In fact, your body needs to consume DNA. When we repair our own DNA sequence, or when our cells are preparing to divide, we need the building blocks of consumed DNA to be used for DNA replication and repair.
So what does this have to do with requiring mandatory labels on GMO products?
Mandatory labeling of GMO products will unnecessarily confuse and alarm the general public, even though to date there is no risk of consuming GMO foods. A recently published meta review, entitled "An overview of the last 10 years of genetically engineered crop safety research" (behind a pay wall, abstract available; impact factor of 7.837, so a very well-cited and respected journal), concluded:
We have reviewed the scientific literature on GE crop safety during the last 10 years, built a classified and manageable list of scientific papers, and analyzed the distribution and composition of the published literature. We selected original research papers, reviews, relevant opinions and reports addressing all the major issues that emerged in the debate on GE crops, trying to catch the scientific consensus that has matured since GE plants became widely cultivated worldwide. The scientific research conducted so far has not detected any significant hazards directly connected with the use of GE crops; however, the debate is still intense
If the science should change, then my viewpoint will change (just as I have come around on fracking's effect on seismological events). But for now, according to the review, there are no "significant hazards" identified.
A publication frequently cited by anti-GMO members that says GMO maize caused cancer in rats has been universally destroyed by the research community, and rightly so. The study, conducted in the lab of Gilles-Eric Séralini, was so poorly designed it's laughable to any legitimate scientist. It has been retracted.
A cliff notes version of how terrible that study was:
1) Rats used (Sprague-Dawley strain) have a pre-existing high rate of cancer at old age
2) Only 10 rats used per group, even thought a post-hoc power analysis states that at least 65 rats should have been used per group to eliminate statistical uncertainty with regard to point #1
3) NO statistical tests were done on the Kaplan-Meier survival curves. So, there is no evidence that the deleterious effect of RoundUp was real instead of being classic Type I error.
4) Rats that consumed 11% RoundUp had higher incidences of cancer than rats that consumed 33%; this does not follow with normal concentration-dependent toxicology norms.
It's the same playbook that anti-vaxers have used - hold up a fraudulent study peddled by a charismatic snake oil salesman as "evidence" of a giant conspiracy of Big Pharma.

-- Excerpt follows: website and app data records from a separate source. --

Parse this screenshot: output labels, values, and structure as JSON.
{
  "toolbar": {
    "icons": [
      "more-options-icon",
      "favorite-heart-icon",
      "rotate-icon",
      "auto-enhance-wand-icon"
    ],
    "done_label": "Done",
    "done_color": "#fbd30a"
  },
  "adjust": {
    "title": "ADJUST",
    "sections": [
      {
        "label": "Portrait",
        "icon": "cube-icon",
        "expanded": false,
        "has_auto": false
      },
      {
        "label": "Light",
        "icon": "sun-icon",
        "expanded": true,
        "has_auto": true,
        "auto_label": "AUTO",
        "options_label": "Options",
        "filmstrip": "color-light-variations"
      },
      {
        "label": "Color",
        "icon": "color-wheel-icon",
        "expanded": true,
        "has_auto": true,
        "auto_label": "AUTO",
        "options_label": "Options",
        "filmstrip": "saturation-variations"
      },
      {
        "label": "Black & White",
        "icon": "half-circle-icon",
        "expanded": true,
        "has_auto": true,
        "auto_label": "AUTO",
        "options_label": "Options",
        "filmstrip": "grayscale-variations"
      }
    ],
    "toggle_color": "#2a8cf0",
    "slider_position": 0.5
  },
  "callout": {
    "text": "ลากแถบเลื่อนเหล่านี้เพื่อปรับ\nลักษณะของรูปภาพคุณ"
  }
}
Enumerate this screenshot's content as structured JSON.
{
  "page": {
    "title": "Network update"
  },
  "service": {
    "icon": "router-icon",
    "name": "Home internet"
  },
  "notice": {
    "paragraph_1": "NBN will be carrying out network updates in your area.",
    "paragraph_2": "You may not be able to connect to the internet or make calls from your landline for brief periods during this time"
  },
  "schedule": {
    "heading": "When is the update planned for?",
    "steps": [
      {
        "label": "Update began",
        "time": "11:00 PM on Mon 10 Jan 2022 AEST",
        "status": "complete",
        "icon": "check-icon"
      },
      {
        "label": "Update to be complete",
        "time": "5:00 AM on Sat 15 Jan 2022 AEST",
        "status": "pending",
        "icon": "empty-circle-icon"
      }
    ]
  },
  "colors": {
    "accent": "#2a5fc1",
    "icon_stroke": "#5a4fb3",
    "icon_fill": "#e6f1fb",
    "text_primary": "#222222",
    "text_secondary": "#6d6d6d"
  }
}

Except that individual (Andrew Wakefield) and his more-than-willing spokeswoman Jenny McCarthy literally have blood on their hands.
With the anti-vaccine movement, we have a clear example of where scientific ignorance combined with hysteria and deliberate misinformation is causing direct harm in our communities. And the same will be true if mandatory labeling of GMOs is implemented.

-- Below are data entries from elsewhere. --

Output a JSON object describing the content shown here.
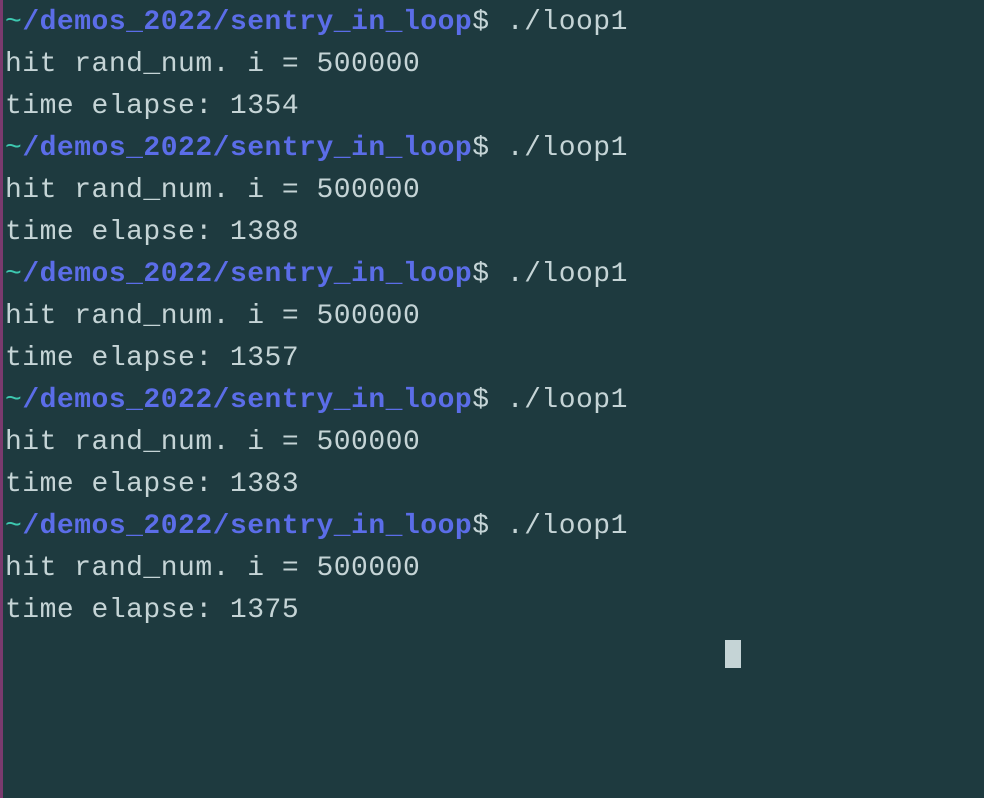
{
  "terminal": {
    "runs": [
      {
        "prompt_tilde": "~",
        "prompt_path": "/demos_2022/sentry_in_loop",
        "prompt_dollar": "$ ",
        "command": "./loop1",
        "output1": "hit rand_num. i = 500000",
        "output2": "time elapse: 1354"
      },
      {
        "prompt_tilde": "~",
        "prompt_path": "/demos_2022/sentry_in_loop",
        "prompt_dollar": "$ ",
        "command": "./loop1",
        "output1": "hit rand_num. i = 500000",
        "output2": "time elapse: 1388"
      },
      {
        "prompt_tilde": "~",
        "prompt_path": "/demos_2022/sentry_in_loop",
        "prompt_dollar": "$ ",
        "command": "./loop1",
        "output1": "hit rand_num. i = 500000",
        "output2": "time elapse: 1357"
      },
      {
        "prompt_tilde": "~",
        "prompt_path": "/demos_2022/sentry_in_loop",
        "prompt_dollar": "$ ",
        "command": "./loop1",
        "output1": "hit rand_num. i = 500000",
        "output2": "time elapse: 1383"
      },
      {
        "prompt_tilde": "~",
        "prompt_path": "/demos_2022/sentry_in_loop",
        "prompt_dollar": "$ ",
        "command": "./loop1",
        "output1": "hit rand_num. i = 500000",
        "output2": "time elapse: 1375"
      }
    ]
  }
}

Mandatory labeling for GMOs will cause unnecessary panic and confusion among consumers, who will think that GMO food must be unsafe if it requires a label identifying it. Additionally, there are different types of genetic engineering, so the term GMO is quite broad. Will labels distinguish between recombinant DNA GMOs, hybrid GMOs, etc.?
Lastly, food labels can be meaningless without proper context. How many food items are currently identified with loosely-defined terms like "natural"? Marketing teams are quite savvy and will find ways to abuse the labeling system to their company's benefit. Labeling terms can be and are regulated, but who's to say that the labeling requirements won't have loop holes or be easily revised?

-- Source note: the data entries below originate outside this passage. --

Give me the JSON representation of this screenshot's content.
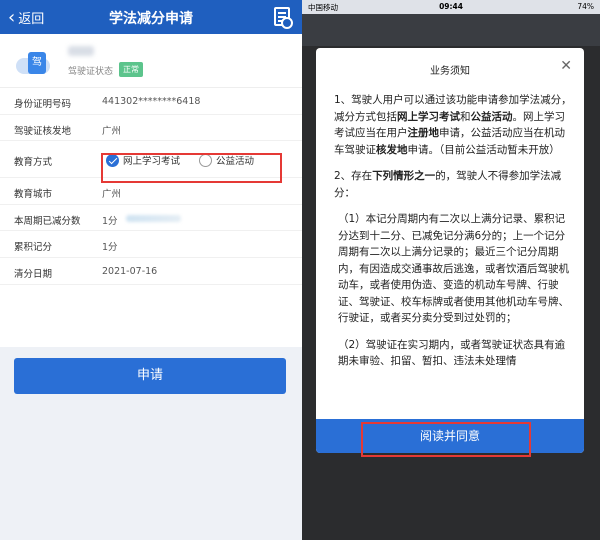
{
  "left": {
    "nav": {
      "back_label": "返回",
      "title": "学法减分申请",
      "action_icon": "document-icon"
    },
    "profile": {
      "avatar_letter": "驾",
      "license_status_label": "驾驶证状态",
      "license_status_tag": "正常"
    },
    "fields": [
      {
        "label": "身份证明号码",
        "value": "441302********6418"
      },
      {
        "label": "驾驶证核发地",
        "value": "广州"
      }
    ],
    "education": {
      "label": "教育方式",
      "options": [
        {
          "label": "网上学习考试",
          "selected": true
        },
        {
          "label": "公益活动",
          "selected": false
        }
      ]
    },
    "fields2": [
      {
        "label": "教育城市",
        "value": "广州"
      },
      {
        "label": "本周期已减分数",
        "value": "1分"
      },
      {
        "label": "累积记分",
        "value": "1分"
      },
      {
        "label": "清分日期",
        "value": "2021-07-16"
      }
    ],
    "apply_button": "申请"
  },
  "right": {
    "status": {
      "carrier": "中国移动",
      "time": "09:44",
      "battery": "74%"
    },
    "modal": {
      "title": "业务须知",
      "close_icon": "close-icon",
      "para1_a": "1、驾驶人用户可以通过该功能申请参加学法减分，减分方式包括",
      "para1_b1": "网上学习考试",
      "para1_c": "和",
      "para1_b2": "公益活动",
      "para1_d": "。网上学习考试应当在用户",
      "para1_b3": "注册地",
      "para1_e": "申请，公益活动应当在机动车驾驶证",
      "para1_b4": "核发地",
      "para1_f": "申请。（目前公益活动暂未开放）",
      "para2_a": "2、存在",
      "para2_b": "下列情形之一",
      "para2_c": "的，驾驶人不得参加学法减分：",
      "para3": "（1）本记分周期内有二次以上满分记录、累积记分达到十二分、已减免记分满6分的；上一个记分周期有二次以上满分记录的；最近三个记分周期内，有因造成交通事故后逃逸，或者饮酒后驾驶机动车，或者使用伪造、变造的机动车号牌、行驶证、驾驶证、校车标牌或者使用其他机动车号牌、行驶证，或者买分卖分受到过处罚的；",
      "para4": "（2）驾驶证在实习期内，或者驾驶证状态具有逾期未审验、扣留、暂扣、违法未处理情",
      "agree_button": "阅读并同意"
    }
  }
}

I can understand the desire of folks to have their food labeled, but in this instance it would cause overreaction and unnecessary alarm for a class of products that is not dangerous.
The floor is yours.